● **Work required**
Where in the records does the word "storage" appear? Copy each line that holds it.

(Information supplied)

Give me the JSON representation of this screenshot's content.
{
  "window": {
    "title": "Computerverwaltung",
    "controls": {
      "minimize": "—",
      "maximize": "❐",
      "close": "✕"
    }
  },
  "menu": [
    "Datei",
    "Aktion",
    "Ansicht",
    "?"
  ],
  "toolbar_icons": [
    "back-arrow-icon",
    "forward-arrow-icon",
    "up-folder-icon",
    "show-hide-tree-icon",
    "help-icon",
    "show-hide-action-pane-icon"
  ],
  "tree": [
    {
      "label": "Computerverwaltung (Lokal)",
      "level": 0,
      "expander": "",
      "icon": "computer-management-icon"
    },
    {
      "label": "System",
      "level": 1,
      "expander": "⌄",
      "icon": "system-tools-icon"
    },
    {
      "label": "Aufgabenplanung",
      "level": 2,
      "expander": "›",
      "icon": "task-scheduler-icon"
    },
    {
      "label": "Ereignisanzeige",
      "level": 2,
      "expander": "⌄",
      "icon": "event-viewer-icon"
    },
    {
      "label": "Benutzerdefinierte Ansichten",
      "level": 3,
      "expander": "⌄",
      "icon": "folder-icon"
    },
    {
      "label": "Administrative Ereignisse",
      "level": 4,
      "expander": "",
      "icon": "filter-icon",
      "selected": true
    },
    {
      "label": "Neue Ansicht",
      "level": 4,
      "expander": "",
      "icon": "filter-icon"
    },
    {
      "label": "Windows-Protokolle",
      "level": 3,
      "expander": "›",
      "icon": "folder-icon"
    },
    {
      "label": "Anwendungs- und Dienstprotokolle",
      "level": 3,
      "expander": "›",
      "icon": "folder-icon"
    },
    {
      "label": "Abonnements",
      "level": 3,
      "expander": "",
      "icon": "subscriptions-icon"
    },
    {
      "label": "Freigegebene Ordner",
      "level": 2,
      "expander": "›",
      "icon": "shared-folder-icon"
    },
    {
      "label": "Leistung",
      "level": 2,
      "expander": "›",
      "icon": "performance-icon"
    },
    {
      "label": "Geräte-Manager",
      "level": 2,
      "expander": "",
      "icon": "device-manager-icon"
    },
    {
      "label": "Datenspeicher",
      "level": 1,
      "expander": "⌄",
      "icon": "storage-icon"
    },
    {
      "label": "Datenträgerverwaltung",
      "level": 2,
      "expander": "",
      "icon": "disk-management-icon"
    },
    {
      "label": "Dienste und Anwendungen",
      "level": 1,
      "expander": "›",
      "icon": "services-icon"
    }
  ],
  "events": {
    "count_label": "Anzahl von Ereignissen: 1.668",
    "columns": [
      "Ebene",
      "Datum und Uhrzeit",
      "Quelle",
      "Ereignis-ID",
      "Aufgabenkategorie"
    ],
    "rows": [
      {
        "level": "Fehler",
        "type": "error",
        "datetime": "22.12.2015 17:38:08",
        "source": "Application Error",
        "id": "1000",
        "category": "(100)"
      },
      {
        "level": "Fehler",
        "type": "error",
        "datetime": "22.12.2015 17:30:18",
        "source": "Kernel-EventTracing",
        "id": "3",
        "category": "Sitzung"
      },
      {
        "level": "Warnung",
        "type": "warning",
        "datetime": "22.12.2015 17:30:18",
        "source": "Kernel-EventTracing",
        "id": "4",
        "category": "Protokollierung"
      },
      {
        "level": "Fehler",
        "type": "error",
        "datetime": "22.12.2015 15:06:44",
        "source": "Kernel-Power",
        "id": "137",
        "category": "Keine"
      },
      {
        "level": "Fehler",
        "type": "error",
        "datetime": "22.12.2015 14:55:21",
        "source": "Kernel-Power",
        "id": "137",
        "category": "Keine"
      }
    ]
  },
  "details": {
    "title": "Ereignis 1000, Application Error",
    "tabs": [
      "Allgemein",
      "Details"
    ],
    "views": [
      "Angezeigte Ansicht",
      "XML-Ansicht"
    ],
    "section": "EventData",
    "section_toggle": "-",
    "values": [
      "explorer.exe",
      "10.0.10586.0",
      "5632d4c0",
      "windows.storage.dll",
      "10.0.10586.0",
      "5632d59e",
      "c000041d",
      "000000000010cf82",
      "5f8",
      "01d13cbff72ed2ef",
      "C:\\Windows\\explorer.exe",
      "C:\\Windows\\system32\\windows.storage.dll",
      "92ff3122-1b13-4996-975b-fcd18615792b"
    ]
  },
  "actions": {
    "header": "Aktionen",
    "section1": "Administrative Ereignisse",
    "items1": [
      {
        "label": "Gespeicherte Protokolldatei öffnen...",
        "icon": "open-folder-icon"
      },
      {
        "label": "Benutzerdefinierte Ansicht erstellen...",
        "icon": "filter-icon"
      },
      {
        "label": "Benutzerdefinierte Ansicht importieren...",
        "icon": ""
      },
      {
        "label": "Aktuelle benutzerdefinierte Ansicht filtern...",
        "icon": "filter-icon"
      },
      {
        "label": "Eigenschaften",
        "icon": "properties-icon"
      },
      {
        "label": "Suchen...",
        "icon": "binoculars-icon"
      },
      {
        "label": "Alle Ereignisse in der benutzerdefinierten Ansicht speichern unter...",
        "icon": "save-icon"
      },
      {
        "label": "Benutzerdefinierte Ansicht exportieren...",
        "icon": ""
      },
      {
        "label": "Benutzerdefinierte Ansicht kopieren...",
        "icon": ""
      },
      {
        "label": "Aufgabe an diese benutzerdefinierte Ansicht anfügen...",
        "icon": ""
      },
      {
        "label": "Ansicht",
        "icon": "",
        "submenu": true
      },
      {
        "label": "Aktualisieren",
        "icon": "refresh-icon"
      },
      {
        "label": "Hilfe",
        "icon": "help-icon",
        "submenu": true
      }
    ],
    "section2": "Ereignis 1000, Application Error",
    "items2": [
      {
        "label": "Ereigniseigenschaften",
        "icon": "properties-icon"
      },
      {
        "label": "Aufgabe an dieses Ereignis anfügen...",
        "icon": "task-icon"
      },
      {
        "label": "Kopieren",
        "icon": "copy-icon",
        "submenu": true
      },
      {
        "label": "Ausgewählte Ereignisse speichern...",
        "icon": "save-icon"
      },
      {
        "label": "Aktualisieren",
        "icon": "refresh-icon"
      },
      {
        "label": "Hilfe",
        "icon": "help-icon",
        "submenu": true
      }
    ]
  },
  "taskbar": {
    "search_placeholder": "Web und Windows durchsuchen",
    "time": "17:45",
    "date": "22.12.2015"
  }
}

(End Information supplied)

● **Answer**
      "icon": "storage-icon"
      "windows.storage.dll",
      "C:\\Windows\\system32\\windows.storage.dll",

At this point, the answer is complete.